Bullmastiffs are a large working breed originating in Britain in the mid-1800s as estate guardians to ward off poachers. They were bred by gamekeepers for strength, size and speed using a cross of the tough, heavy and aggressive Bulldog of the 19th century with the large, strong, less aggressive Mastiff. As a result, the Bullmastiff is known as the Gamekeeper's Night Dog. The preferred color, by gamekeepers, was brindle, as this color works as a more effective camouflage, especially at night.
The Bullmastiff breed was deemed pure by the English Kennel Club in 1924, with a genetic background of approximately 60% Mastiff and 40% Bulldog. In 1934, the AKC recognized the Bullmastiff. The first standard for the breed was approved in 1935. The standard has undergone several revisions since then; the most current version is available on the AKC website.
In 1928, the diamond mining company De Beers imported Bullmastiffs to South Africa to guard the mines.

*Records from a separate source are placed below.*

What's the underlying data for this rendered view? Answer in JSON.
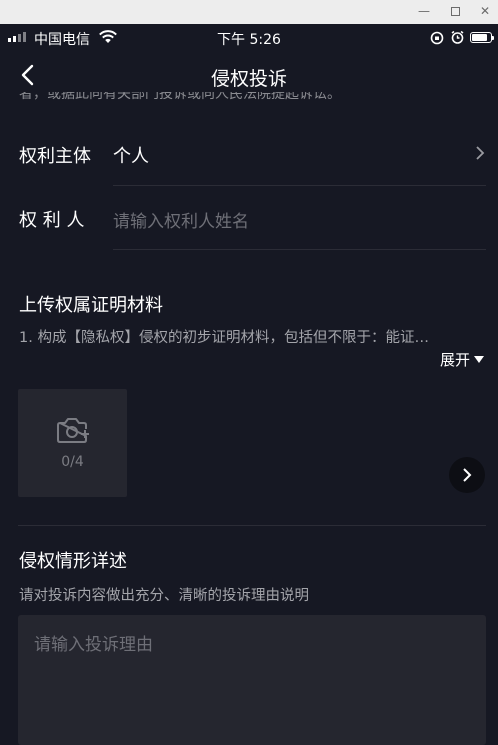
{
  "window": {
    "minimize_glyph": "—",
    "close_glyph": "✕"
  },
  "status_bar": {
    "carrier": "中国电信",
    "time": "下午 5:26",
    "battery_level": 0.85
  },
  "header": {
    "title": "侵权投诉"
  },
  "cut_off_text": "者，或据此向有关部门投诉或向人民法院提起诉讼。",
  "form": {
    "subject": {
      "label": "权利主体",
      "value": "个人"
    },
    "rights_holder": {
      "label": "权 利 人",
      "placeholder": "请输入权利人姓名"
    }
  },
  "upload": {
    "title": "上传权属证明材料",
    "description": "1. 构成【隐私权】侵权的初步证明材料，包括但不限于：能证…",
    "expand_label": "展开",
    "count": "0/4"
  },
  "details": {
    "title": "侵权情形详述",
    "description": "请对投诉内容做出充分、清晰的投诉理由说明",
    "placeholder": "请输入投诉理由"
  },
  "icons": [
    "back-arrow-icon",
    "chevron-right-icon",
    "camera-icon",
    "caret-down-icon",
    "wifi-icon",
    "lock-rotation-icon",
    "alarm-icon",
    "battery-icon"
  ]
}
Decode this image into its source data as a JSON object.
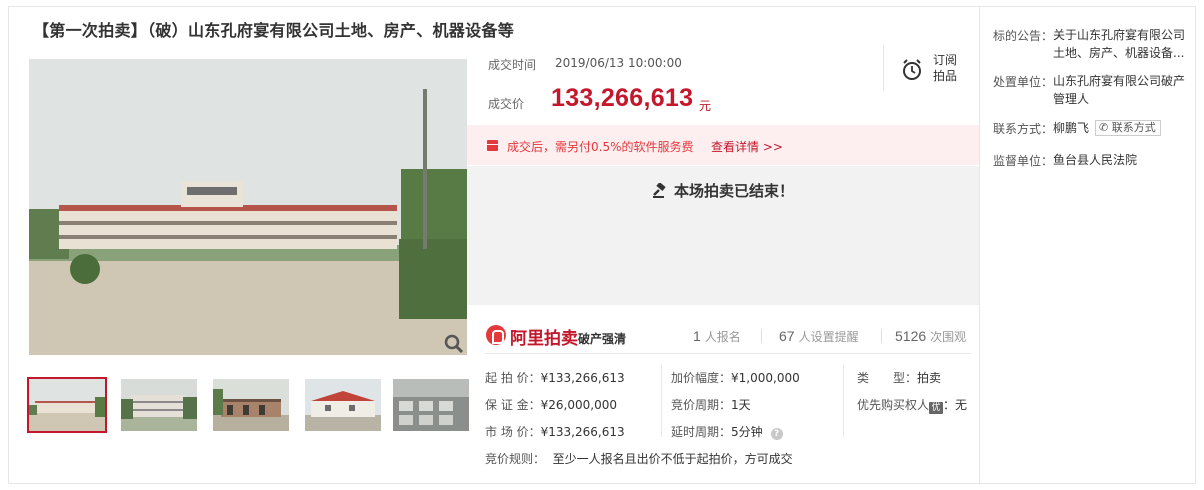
{
  "title": "【第一次拍卖】（破）山东孔府宴有限公司土地、房产、机器设备等",
  "deal": {
    "time_label": "成交时间",
    "time_value": "2019/06/13 10:00:00",
    "price_label": "成交价",
    "price_value": "133,266,613",
    "price_unit": "元"
  },
  "subscribe": {
    "label": "订阅拍品",
    "icon": "alarm-clock-icon"
  },
  "fee_notice": {
    "text_before": "成交后，需另付",
    "rate": "0.5%",
    "text_after": "的软件服务费",
    "link": "查看详情 >>",
    "icon": "gift-icon"
  },
  "status": {
    "ended": "本场拍卖已结束！",
    "icon": "gavel-icon"
  },
  "platform": {
    "name": "阿里拍卖",
    "tag": "破产强清"
  },
  "stats": {
    "signups_num": "1",
    "signups_label": "人报名",
    "reminders_num": "67",
    "reminders_label": "人设置提醒",
    "viewers_num": "5126",
    "viewers_label": "次围观"
  },
  "details": {
    "start_price_label": "起 拍 价：",
    "start_price": "¥133,266,613",
    "deposit_label": "保 证 金：",
    "deposit": "¥26,000,000",
    "market_price_label": "市 场 价：",
    "market_price": "¥133,266,613",
    "increment_label": "加价幅度：",
    "increment": "¥1,000,000",
    "cycle_label": "竞价周期：",
    "cycle": "1天",
    "delay_label": "延时周期：",
    "delay": "5分钟",
    "type_label": "类　　型：",
    "type": "拍卖",
    "priority_label": "优先购买权人",
    "priority_badge": "优",
    "priority_value": "：无",
    "rules_label": "竞价规则：",
    "rules": "至少一人报名且出价不低于起拍价，方可成交"
  },
  "sidebar": {
    "announcement_label": "标的公告：",
    "announcement_value": "关于山东孔府宴有限公司土地、房产、机器设备...",
    "disposer_label": "处置单位：",
    "disposer_value": "山东孔府宴有限公司破产管理人",
    "contact_label": "联系方式：",
    "contact_name": "柳鹏飞",
    "contact_button": "联系方式",
    "supervisor_label": "监督单位：",
    "supervisor_value": "鱼台县人民法院"
  },
  "colors": {
    "accent": "#c3172b",
    "fee_bg": "#fdeef0",
    "ended_bg": "#f2f2f2"
  }
}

The Bullmastiff breed was bred to tackle and pin a poacher that comes on their land. An issue people have with the breed is that the dog may jump onto an unfamiliar person and tackle them until told to stop. This is why Bullmastiff owners must greet newcomers to the dog at their first interaction.